(unit dose) orodispersible tablets. Not all
pack sizes may be marketed.

Uncommon (may affect up to 1 in 100
people):
• feeling elated or emotionally ʻhighʼ
(mania)

Marketing Authorisation Holder
Sandoz Ltd,
Frimley Business Park, Frimley,
Camberley, Surrey, GU16 7SR.

Rare (may affect up to 1 in 1,000
people):
• yellow colouring of eyes or skin; this
may suggest disturbance in liver
function (jaundice)

Manufacturer
LEK d.d. Pharmaceuticals,
Verovškova 57,
1526 Ljubljana,
Slovenia

draft: 992032, 992033, 992034
laetus code: 0000
mat.no.: 00000000

Not known (frequency cannot be
estimated from the available data):
• signs of infection such as sudden
unexplainable high fever, sore throat
and mouth ulcers (agranulocytosis). In
rare cases mirtazapine can cause
disturbances in the production of
blood cells (bone marrow depression).
Some people become less resistant to
infection because mirtazapine can
cause a temporary shortage of white
blood cells (granulocytopenia). In rare
cases mirtazapine can also cause a
shortage of red and white blood cells,
as well as blood platelets (aplastic
anaemia), a shortage of blood
platelets (thrombocytopenia) or an
increase in the number of white blood
cells (eosinophilia).
• epileptic attack (convulsions)
• a combination of symptoms such as
inexplicable fever, sweating,
increased heart rate, diarrhoea,
(uncontrollable) muscle contractions,
shivering, overactive reflexes,
restlessness, mood changes,

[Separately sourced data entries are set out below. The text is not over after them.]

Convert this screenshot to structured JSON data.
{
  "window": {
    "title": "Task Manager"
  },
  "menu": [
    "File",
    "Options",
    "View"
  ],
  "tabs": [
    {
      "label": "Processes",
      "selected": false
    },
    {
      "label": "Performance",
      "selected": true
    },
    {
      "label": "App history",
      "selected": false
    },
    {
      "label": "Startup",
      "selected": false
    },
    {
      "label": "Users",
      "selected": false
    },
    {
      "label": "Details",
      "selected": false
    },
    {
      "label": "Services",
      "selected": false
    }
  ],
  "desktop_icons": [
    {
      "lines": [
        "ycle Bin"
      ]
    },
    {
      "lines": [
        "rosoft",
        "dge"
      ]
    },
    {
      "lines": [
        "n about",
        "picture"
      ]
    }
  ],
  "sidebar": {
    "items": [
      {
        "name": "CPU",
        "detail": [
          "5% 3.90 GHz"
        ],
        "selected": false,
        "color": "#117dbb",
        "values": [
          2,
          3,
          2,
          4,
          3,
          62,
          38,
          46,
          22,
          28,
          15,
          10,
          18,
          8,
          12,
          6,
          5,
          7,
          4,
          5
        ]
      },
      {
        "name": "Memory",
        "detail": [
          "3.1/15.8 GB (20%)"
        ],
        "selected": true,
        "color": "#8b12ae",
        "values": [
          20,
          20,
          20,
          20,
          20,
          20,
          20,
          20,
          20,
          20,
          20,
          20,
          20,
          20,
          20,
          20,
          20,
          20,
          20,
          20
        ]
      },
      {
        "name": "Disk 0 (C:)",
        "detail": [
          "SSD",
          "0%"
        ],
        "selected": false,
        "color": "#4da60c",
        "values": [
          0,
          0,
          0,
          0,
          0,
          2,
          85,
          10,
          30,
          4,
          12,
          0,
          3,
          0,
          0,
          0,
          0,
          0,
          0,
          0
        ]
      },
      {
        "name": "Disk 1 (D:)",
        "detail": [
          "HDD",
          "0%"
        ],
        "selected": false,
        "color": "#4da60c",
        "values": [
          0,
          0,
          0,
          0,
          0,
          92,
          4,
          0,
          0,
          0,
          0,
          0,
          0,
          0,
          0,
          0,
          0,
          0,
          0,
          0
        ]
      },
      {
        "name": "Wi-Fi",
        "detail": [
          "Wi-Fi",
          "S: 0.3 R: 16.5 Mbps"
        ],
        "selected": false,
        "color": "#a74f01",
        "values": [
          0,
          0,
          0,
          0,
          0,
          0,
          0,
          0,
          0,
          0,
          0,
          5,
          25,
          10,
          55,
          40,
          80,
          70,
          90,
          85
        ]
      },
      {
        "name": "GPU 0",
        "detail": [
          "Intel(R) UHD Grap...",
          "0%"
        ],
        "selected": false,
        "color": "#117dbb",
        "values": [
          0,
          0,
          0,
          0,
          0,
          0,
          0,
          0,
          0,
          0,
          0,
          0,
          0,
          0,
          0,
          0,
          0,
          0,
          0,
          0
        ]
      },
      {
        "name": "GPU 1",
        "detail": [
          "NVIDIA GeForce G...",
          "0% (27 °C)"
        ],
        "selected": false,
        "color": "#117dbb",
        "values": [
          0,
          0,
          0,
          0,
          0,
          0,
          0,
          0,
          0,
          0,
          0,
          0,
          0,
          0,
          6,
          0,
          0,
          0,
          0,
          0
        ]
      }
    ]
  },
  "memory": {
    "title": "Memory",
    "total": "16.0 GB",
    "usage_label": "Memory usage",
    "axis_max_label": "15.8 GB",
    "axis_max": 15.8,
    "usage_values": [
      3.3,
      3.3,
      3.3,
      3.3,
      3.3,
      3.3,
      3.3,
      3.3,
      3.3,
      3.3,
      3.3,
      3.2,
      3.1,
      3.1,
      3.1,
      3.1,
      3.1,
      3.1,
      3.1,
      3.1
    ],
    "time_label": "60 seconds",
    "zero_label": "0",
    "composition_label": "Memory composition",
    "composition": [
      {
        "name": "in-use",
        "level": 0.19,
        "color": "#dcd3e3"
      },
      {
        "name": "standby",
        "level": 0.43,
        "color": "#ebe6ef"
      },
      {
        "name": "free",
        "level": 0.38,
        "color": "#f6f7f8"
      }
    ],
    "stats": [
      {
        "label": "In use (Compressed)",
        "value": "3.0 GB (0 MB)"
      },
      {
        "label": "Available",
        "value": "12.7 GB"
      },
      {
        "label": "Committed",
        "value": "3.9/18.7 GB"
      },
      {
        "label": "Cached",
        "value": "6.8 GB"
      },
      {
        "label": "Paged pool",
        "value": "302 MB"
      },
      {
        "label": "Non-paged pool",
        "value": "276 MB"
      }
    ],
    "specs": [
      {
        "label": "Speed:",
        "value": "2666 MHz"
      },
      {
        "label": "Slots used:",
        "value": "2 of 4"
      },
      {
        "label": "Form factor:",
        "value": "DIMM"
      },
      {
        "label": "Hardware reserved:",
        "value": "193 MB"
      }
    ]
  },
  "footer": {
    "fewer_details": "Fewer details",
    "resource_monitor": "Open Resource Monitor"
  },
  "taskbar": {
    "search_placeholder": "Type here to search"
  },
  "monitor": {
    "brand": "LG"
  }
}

Salutas Pharma,
Otto-von-Guericke-Allee 1,
39179 Barleben,
Germany
Sandoz GmbH,
Biochemiestrasse 10,
6250 Kundl
Austria

Salutas Pharma GmbH,
Dieselstrasse 5,
70839 Gerlinger,
Germany.

This leaflet was last revised in
10/2014.

00000000
SZ00000LT000

Artwork Proof Box
Ref: V034: SPC+PIL update in line with reference
Proof no.
011.0

Date prepared:
09/10/2014

Colours:
Black
Dimensions: 138 x 745 mm

Font size:
9pt
Fonts:
Helvetica

Expand view ⇕

Source: Medicines and Healthcare Products Regulatory Agency

Disclaimer: Every effort has been made to ensure that the information provided here is accurate, up-to-date and complete, but no guarantee is made to that effect. Drug information contained herein may be time sensitive. This information has been compiled for use by healthcare practitioners and consumers in the United States. The absence of a warning for a given drug or combination thereof in no way should be construed to indicate that the drug or combination is safe, effective or appropriate for any given patient. If you have questions about the substances you are taking, check with your doctor, nurse or pharmacist.

Hide